Products Involved in Litigation
There have been several specific brands that have been implicated in serious patient complications, including:
- DePuy PINNACLE® ULTAMET Acetabular Cup System
- DePuy ASR™ XL Acetabular System (Recalled)
- DePuy ASR™ Hip Resurfacing System (Recalled)
- Biomet® M2a Magnum and M2a-38 Hip Implants
- Biomet® Stanmore
- Biomet® Exceed ABT
- Stryker® Rejuvenate Hip System (Recalled)
- Stryker® ABG II Modular Neck Hip Stems (Recalled)
- Smith & Nephew R3 Acetabular System (Recalled)
- Smith & Nephew Birmingham Hip Resurfacing System
- Smith & Nephew Empirion Modular Hip System
- Zimmer Durom Cup Hip Devices
- Wright™ Medical CONSERVE® Plus Hip Devices
- Wright™ Medical PROFEMUR® Z Stem
- OMNI Apex K-2 Modular Hip System
Hip Replacement Lawsuits
Patients from all over the country have filed personal injury lawsuits against many of these manufacturers, who are accused of marketing defective devices and failing to warn patients of potential complications. There have been numerous multi-million-dollar settlements and courtroom verdicts awarding plaintiffs generous compensation for their suffering. Plaintiff awards may include medical costs, loss of income, and punitive damages.

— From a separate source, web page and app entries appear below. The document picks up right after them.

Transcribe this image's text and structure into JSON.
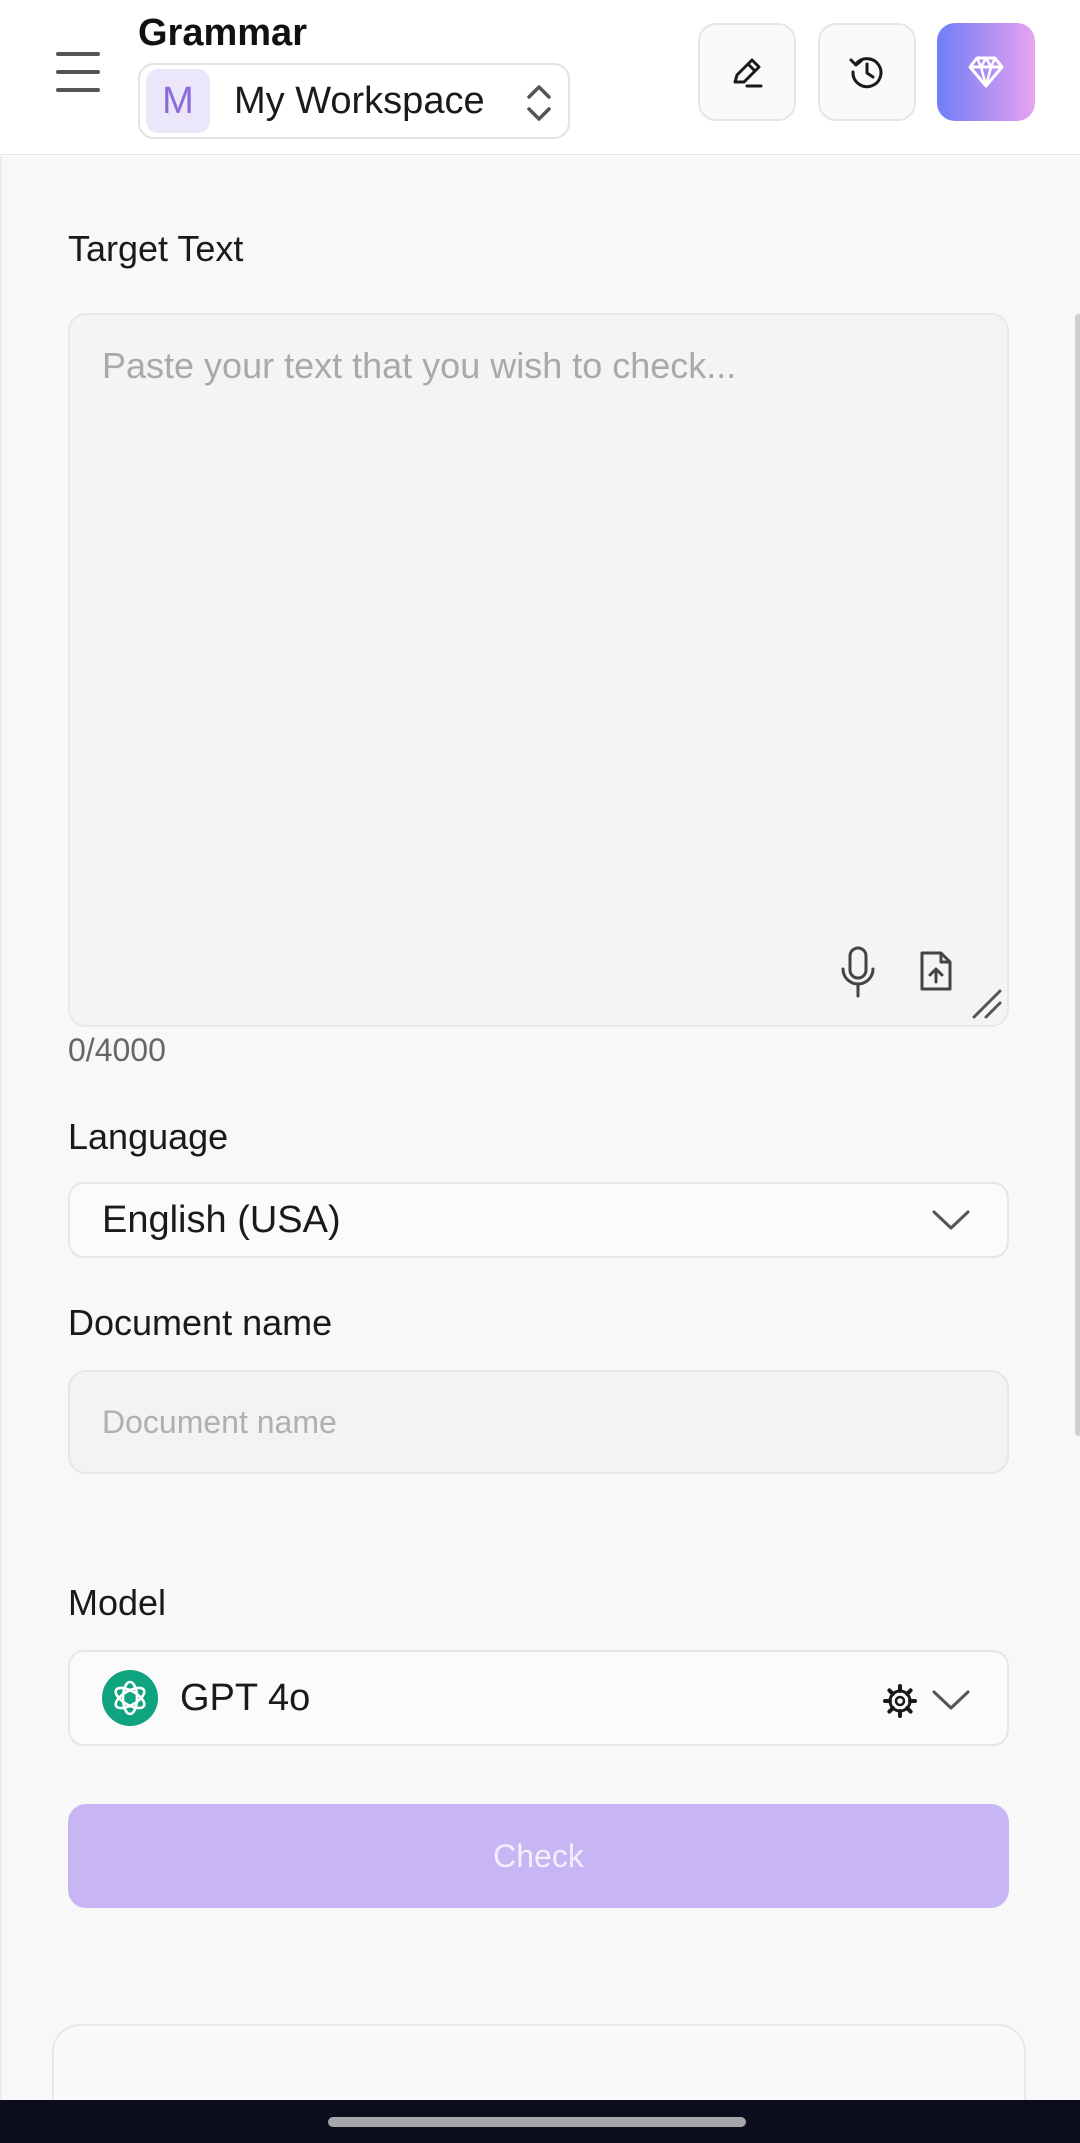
{
  "header": {
    "title": "Grammar",
    "workspace": {
      "initial": "M",
      "name": "My Workspace"
    }
  },
  "form": {
    "target": {
      "label": "Target Text",
      "placeholder": "Paste your text that you wish to check...",
      "counter": "0/4000"
    },
    "language": {
      "label": "Language",
      "value": "English (USA)"
    },
    "document": {
      "label": "Document name",
      "placeholder": "Document name"
    },
    "model": {
      "label": "Model",
      "value": "GPT 4o"
    },
    "check_label": "Check"
  },
  "colors": {
    "accent": "#c7b6f3",
    "workspace_avatar_bg": "#ece6fb",
    "model_logo": "#10a37f",
    "premium_gradient_start": "#6f7ef5",
    "premium_gradient_end": "#e7a5f0"
  },
  "icons": {
    "menu": "hamburger-menu-icon",
    "workspace_switch": "chevron-up-down-icon",
    "edit": "pen-edit-icon",
    "history": "history-icon",
    "premium": "diamond-icon",
    "mic": "microphone-icon",
    "upload": "file-upload-icon",
    "resize": "resize-handle-icon",
    "chevron": "chevron-down-icon",
    "gear": "gear-icon",
    "model": "openai-logo-icon"
  }
}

Some of these companies have also settled criminal allegations pertaining to bribery of physicians. Millions in restitution for these crimes have been paid by Biomet®, Smith & Nephew, and Wright™ Medical.
Speak with an Experienced Attorney
If you underwent a hip replacement or hip resurfacing procedure and experienced osteolysis, metallosis, or premature device failure, you may qualify to receive compensation. Statute of limitations laws apply, but some patients have been unaware that their injuries were caused by a faulty device. Our experienced legal team has assisted plaintiffs from all over the country, and we may be able to help you. Please contact our legal team today to speak to a lawyer and schedule a free consultation